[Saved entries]

....

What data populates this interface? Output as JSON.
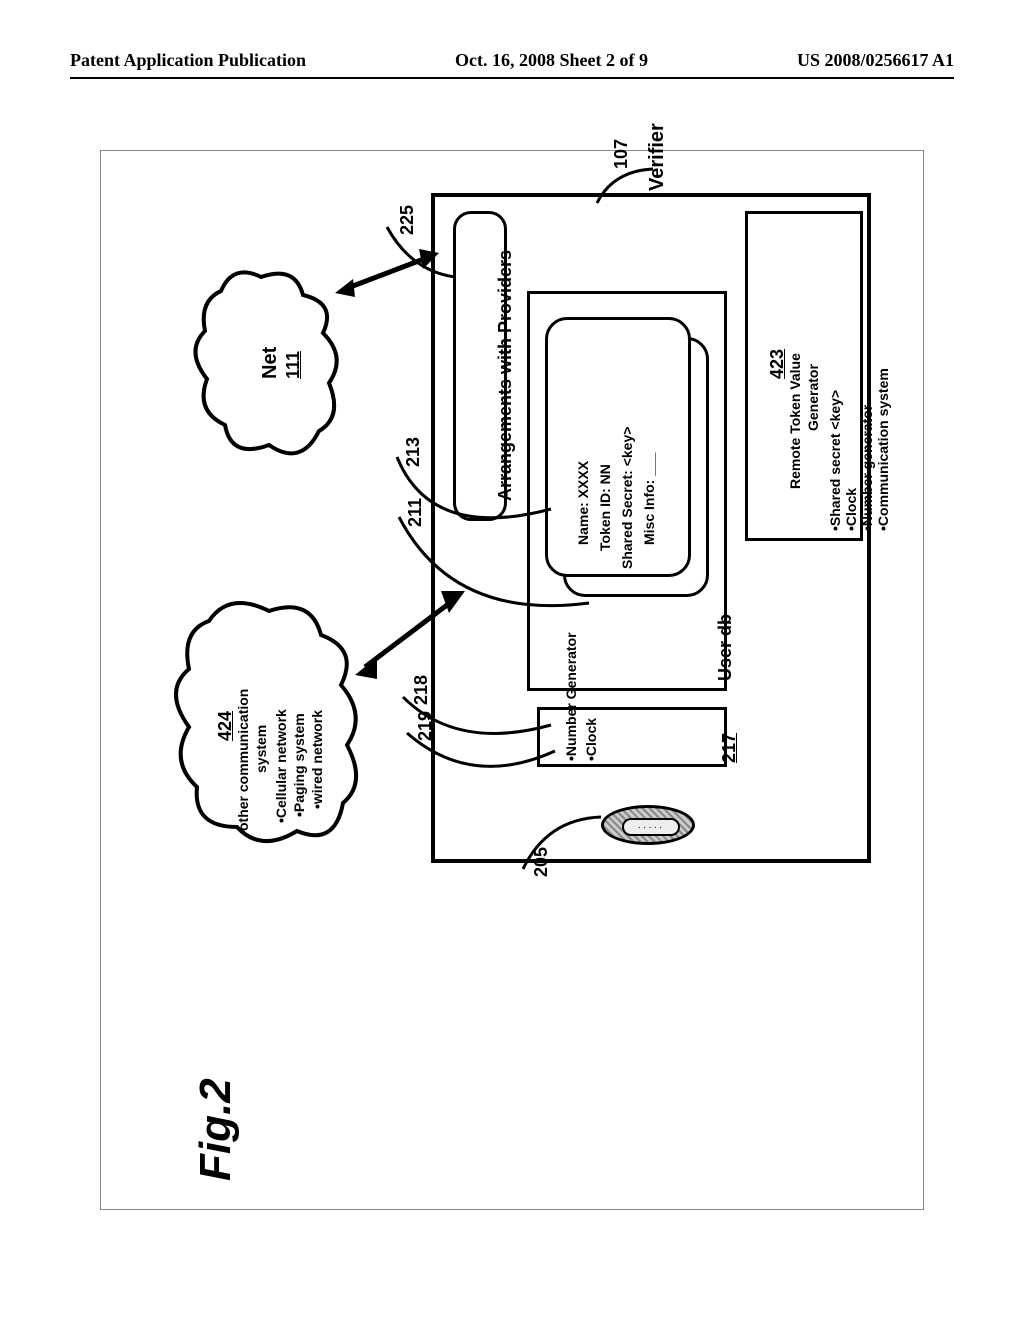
{
  "header": {
    "left": "Patent Application Publication",
    "center": "Oct. 16, 2008  Sheet 2 of 9",
    "right": "US 2008/0256617 A1"
  },
  "figure_label": "Fig.2",
  "verifier": {
    "title": "Verifier",
    "lead_ref": "107",
    "arrangements": "Arrangements with Providers",
    "arrangements_ref": "225",
    "user_db": {
      "label": "User db",
      "card": {
        "name": "Name: XXXX",
        "token": "Token ID: NN",
        "secret": "Shared Secret: <key>",
        "misc": "Misc Info: ___"
      },
      "card_front_ref": "213",
      "card_back_ref": "211"
    },
    "numgen_box": {
      "numgen": "•Number Generator",
      "clock": "•Clock",
      "ref": "217",
      "numgen_lead": "218",
      "clock_lead": "219"
    },
    "remote_token": {
      "ref": "423",
      "title": "Remote Token Value Generator",
      "items": [
        "•Shared secret <key>",
        "•Clock",
        "•Number generator",
        "•Communication system"
      ]
    },
    "button_ref": "205"
  },
  "net_cloud": {
    "label": "Net",
    "ref": "111"
  },
  "comm_cloud": {
    "ref": "424",
    "title": "other communication system",
    "items": [
      "•Cellular network",
      "•Paging system",
      "•wired network"
    ]
  }
}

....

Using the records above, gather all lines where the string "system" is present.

### TASK RESPONSE
        "•Communication system"
    "title": "other communication system",
      "•Paging system",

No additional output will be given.